basketry beaded wire

This Special Event honors basket weavers of the past and present. There will be demonstrations and sales by traditional and innovative weavers.

When Pacific Western Traders opened in October of 1971 there were basketry demonstrations by three prominent weavers: Mabel McKay (Pomo), Frances McDaniel (Wintun) and Florence Harrie (Karuk). After 36 years basketry by contemporary weavers is still an important aspect of Pacific Western Traders’ tradition.

The weavers who will be demonstrating reflect both traditional and contemporary interpretations of the art form.

Joyce Bowling (Cherokee) does traditional Cherokee double weave, as well as pine needle basketry. She also combines traditional weaving techniques with unusual material (telephone wire) to create unique and innovative baskets.

Basketry market aguilar

Linda Aguilar (Chumash) is an innovative and talented weaver. She is best known for weaving with horsehair, but was trained using traditional materials. Her basketry reflects influence from throughout California. On some baskets she uses horse-feathers and beads in a technique similar to that of the Pomo; in addition, she adds shell and other found items.

Jennie Dick (Shoshone/Paiute) creates traditional baby baskets and fully beaded willow baskets. She is also known for her beaded jewelry and lamps, in addition to “other beaded things” as she says.

Meyo Marrufo (Pomo/Mohawk) is talented in many of the traditional skills of the Pomo, from twined basketry used for bird and fish traps, to net making, as well as bead and shell work used in dance regalia. She is also known for her California Dance-Regaled Bears.

Basketry market luwanna
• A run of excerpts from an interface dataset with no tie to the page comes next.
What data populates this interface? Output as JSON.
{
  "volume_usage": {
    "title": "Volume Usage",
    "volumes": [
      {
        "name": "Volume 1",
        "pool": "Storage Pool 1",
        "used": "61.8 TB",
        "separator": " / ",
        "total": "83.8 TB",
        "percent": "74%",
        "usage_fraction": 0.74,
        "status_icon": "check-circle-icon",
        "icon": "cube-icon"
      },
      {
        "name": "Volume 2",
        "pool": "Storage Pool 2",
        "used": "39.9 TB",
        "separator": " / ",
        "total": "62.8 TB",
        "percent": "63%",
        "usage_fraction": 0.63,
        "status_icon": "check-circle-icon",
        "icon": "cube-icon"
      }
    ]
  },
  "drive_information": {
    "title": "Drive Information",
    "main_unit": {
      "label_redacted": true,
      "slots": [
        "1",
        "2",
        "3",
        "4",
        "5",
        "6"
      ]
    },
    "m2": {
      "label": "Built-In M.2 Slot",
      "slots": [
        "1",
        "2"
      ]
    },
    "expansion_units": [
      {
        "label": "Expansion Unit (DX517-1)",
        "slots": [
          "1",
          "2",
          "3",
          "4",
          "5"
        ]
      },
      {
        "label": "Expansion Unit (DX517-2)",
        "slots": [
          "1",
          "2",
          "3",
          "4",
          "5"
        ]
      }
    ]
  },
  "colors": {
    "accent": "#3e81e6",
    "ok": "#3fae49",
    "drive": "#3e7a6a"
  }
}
Luwanna Quitiquit (Pomo) can do everything, according to her niece Meyo Marrufo, from baby baskets to seaweed gathering and drying baskets. She is also accomplished in the making of abalone and shell jewelry, which is highly prized.

Dixie Rogers (Karuk) is the great niece of Florence Harrie, who demonstrated at the grand opening in 1971. Dixie continues her family’s tradition of fine basketry. She has demonstrated and sold her work throughout North America.

Pacific Western Traders is located at 305 Wool Street in the Historic District of Folsom, California. Phone is 916.985.3851, Email: [email protected]

The Gallery is open 10:00 to 5:00 Wednesday to Sunday.

Courtney Puffer is a writer and art dealer, who runs Pacific Western Traders with his father, Herb, in Folsom, California. Courtney is extremely knowledgeable about native American art and customs. Sadly, Courtney passed away on 17th September, 2008, while on a business trip, but his writing lives on at NewsBlaze.